Australia and the Czech Republic both know that good governance, the rule of law and strong institutions underpin stability, security and prosperity.

The Czech Republic is working hard in its own region to support and promote democracy and human rights…

…including in its current role as lead nation for NATO's KFOR Multinational Brigade Centre in Kosovo.

There are considerable challenges at hand in our own region, the Asia-Pacific…

…a region where two-thirds of the world's poor - or 700 million people - are living in poverty.

Among Australia's major priorities in the Asia-Pacific has been the promotion of governance reform.

More than a third of the Australian aid program in 2005-06 will be directed to governance activities…

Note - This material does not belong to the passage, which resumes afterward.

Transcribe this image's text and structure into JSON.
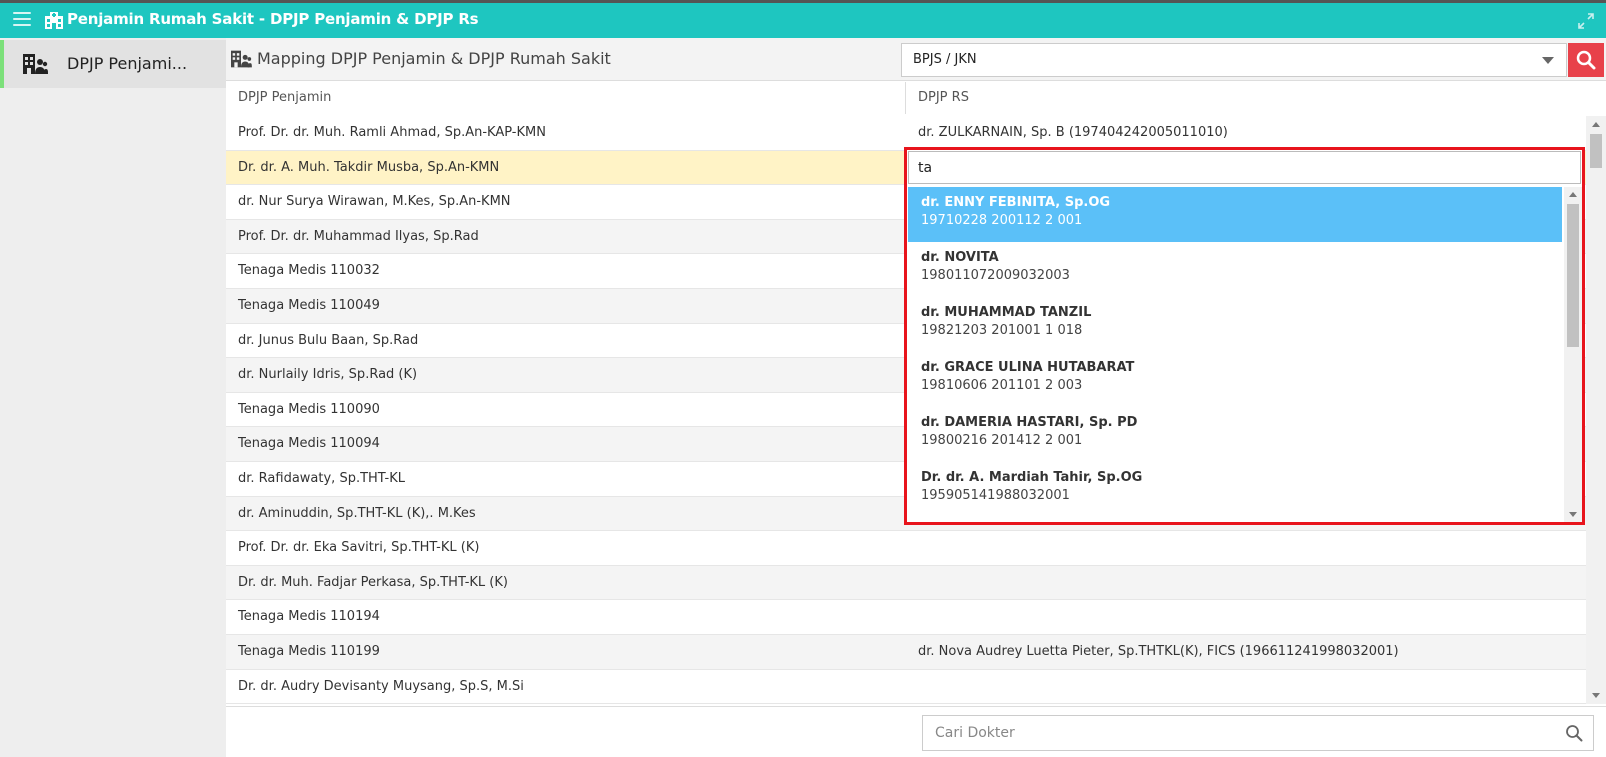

…centred on law and justice…

…the effective functioning of the bureaucratic institutions of states…

…and development of a vibrant civil society.

T here is a particular emphasis on governance activities in the Solomon Islands, Papua New Guinea, East Timor, and Nauru …

…our relationship with the South Pacific having evolved considerably in response to a range of factors, such as poor economic circumstances and deterioration in security, as well as health challenges such as HIV/AIDS.

Today, an estimated 8.2 million people in Asia-Pacific region have HIV/AIDS, more than any other region outside Sub-Saharan Africa.

Ladies and gentlemen

Our nations cooperate with friends and neighbours to help them build a more secure and prosperous future.

But there are efforts at the global level that would also have an enormous impact for many.

The Doha Round of multilateral trade negotiations is the most important means by which the international community could readily, if willing, secure a fairer global trading regime and improve global prosperity.

We look to the Czech Republic, in working with its European partners, to ensure the opportunity provided by the Doha Round is not allowed to slip away from us…

... for this is an opportunity to secure not only a fairer global trading regime and improve global prosperity…

… but also to promote prosperity and important gains for the developing world.

We hope too that Prague will embrace the challenge recently put forward by the UK, as current EU President, for further reform, particularly to the EU's Common Agricultural Policy.

Conclusion

The values that Australia and the Czech Republic share as freedom-loving nations provide us with a potent force against those who seek to imperil our future.

By staying true to these values, and promoting the benefits to all of freedom, democracy and the rule of law we are contributing enormously to future security and prosperity…

… not just for our own nations, but for our respective regions and on a global scale.

I admire enormously the will, determination and self-belief of the Czech people, and indeed of the people throughout Central Europe, in overcoming communism…

… demonstrating to the world that taking brave action is necessary to restoring democracy and liberty.

Today, the Czech Republic is a nation growing its economy with innovation and entrepreneurial vigour…

…very much a modern European, with global interests and responsibilities…

…and an inspiration to all those peoples of the world that continue to seek a democratic future.

I very much look forward to Australia and the Czech Republic building the understandings and links I have been fortunate to develop during this most enjoyable visit.

ENDS